satisfying appropriate tightness conditions. In particular we show that

the Local Limit Theorem holds if summands are uniformly bounded.

Where: MATH3206

Speaker: Janos Englander (University of Colorado Boulder) - http://euclid.colorado.edu/~englandj/MyBoulderPage.html

Abstract: We will discuss some spatial branching models where the particles interact with each other and some other models where the particles are put into a random environment, affecting the branching.

The main questions concern the large time behavior of these systems.

Where: MATH3206

Speaker: Amarjit Budhiraja (UNC, Chapel Hill) - http://www.unc.edu/~budhiraj/

Abstract: We present Moderate Deviation Principles for stochastic dynamical systems with small noise that is given in terms of Poisson random measures (PRM) and finite or infinite dimensional Brownian motions (BM). As applications we consider a family of stochastic partial differential equations with jumps and large collections of weakly interacting countable state Markov processes. Proofs rely on certain variational representations for expected values of nonnegative functionals of PRM and BM.

Where: MATH3206

Speaker: Peter Nandori (Courant) - http://www.cims.nyu.edu/~nandori/

Abstract: This talk is about nonequilibrium steady states (NESS) of a class of

stochastic models in which particles exchange energy with their 'local

environments' rather than directly with one another. The physical domain of the system can be a bounded region of R^d for any dimension d. We assume that the temperature at the boundary of the domain is prescribed and is nonconstant, so that the system is forced out of equilibrium. Our main result is local thermal equilibrium in the infinite volume limit. We also prove that the mean energy profile of NESS satisfies Laplace's equation for the prescribed boundary condition.

Our method of proof is duality: by reversing the sample paths of particle

movements, we convert the problem of studying local marginal energy

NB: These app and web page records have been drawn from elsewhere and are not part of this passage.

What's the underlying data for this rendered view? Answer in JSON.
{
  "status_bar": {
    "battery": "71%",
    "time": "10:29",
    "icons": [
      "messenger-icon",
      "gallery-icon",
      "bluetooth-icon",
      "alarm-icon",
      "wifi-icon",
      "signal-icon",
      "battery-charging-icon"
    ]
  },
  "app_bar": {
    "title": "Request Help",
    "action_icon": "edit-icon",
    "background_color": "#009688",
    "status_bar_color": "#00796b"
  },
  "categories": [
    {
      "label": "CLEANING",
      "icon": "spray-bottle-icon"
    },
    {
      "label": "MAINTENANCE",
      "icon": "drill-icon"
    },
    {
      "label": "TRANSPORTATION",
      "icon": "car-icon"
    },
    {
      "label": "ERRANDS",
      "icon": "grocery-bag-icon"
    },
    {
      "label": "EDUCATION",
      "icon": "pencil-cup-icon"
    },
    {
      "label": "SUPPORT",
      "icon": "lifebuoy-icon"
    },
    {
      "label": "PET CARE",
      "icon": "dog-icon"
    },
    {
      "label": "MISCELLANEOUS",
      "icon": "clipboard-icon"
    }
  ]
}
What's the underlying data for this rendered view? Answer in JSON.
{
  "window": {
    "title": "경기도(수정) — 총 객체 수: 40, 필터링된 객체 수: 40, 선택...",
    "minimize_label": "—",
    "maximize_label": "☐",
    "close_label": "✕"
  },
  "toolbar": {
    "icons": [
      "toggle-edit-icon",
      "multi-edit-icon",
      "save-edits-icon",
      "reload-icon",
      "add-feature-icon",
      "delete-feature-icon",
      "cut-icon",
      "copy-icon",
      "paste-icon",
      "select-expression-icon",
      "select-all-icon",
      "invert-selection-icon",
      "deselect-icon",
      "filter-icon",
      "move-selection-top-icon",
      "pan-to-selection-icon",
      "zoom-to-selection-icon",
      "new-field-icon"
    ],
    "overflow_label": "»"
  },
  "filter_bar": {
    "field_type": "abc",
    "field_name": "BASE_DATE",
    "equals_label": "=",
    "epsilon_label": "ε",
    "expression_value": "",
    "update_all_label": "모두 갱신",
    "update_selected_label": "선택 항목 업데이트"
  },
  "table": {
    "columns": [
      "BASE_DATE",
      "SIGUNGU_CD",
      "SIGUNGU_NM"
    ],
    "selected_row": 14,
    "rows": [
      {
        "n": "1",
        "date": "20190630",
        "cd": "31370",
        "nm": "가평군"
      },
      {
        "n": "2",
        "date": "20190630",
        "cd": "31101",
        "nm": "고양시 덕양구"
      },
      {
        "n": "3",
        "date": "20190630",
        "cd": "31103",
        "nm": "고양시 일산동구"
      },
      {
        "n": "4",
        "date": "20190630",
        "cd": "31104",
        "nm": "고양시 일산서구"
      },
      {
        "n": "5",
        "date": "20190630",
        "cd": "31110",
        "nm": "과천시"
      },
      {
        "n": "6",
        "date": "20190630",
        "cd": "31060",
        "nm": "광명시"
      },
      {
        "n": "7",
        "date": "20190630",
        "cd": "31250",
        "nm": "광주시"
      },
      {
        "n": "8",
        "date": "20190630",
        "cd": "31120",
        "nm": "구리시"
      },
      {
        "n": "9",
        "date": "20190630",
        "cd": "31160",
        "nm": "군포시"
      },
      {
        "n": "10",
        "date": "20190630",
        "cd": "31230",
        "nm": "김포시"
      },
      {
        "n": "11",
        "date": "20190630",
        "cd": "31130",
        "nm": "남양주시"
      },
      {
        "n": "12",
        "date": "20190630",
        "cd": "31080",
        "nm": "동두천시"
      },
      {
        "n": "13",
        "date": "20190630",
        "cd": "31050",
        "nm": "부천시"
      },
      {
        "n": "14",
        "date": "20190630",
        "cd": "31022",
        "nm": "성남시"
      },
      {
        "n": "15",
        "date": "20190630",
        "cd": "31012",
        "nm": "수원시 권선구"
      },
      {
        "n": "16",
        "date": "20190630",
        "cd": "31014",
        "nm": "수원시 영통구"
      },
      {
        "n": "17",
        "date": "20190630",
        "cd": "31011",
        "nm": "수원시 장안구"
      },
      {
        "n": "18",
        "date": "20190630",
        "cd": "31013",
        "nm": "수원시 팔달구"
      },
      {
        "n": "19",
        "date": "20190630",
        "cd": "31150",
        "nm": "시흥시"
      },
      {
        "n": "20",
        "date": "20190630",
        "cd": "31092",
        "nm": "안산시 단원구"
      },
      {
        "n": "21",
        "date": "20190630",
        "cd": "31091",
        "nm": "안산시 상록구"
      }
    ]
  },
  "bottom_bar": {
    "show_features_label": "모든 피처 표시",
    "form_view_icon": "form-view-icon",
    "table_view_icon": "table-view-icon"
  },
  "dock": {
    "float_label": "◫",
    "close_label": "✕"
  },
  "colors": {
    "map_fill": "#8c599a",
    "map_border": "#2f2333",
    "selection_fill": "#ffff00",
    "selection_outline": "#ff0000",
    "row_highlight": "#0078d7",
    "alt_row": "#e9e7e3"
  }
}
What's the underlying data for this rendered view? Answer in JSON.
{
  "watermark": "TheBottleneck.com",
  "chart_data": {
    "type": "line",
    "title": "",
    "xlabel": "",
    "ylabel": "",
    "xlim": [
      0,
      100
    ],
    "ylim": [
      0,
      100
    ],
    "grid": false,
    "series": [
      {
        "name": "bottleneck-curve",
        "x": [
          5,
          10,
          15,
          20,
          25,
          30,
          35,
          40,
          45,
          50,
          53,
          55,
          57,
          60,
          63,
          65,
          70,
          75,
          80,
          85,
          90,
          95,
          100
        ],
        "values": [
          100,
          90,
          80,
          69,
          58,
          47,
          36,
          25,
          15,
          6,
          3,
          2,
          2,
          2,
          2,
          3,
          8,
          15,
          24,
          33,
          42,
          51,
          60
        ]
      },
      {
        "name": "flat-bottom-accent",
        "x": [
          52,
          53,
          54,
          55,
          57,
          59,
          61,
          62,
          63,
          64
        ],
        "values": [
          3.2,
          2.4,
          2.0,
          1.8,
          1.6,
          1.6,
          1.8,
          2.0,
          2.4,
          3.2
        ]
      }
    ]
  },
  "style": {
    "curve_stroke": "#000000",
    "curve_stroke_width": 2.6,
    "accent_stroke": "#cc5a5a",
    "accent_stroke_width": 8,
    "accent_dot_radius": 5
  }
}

distributions at x to that of joint hitting distributions of certain random walks starting from x. This is a joint work with Yao Li and Lai-Sang Young.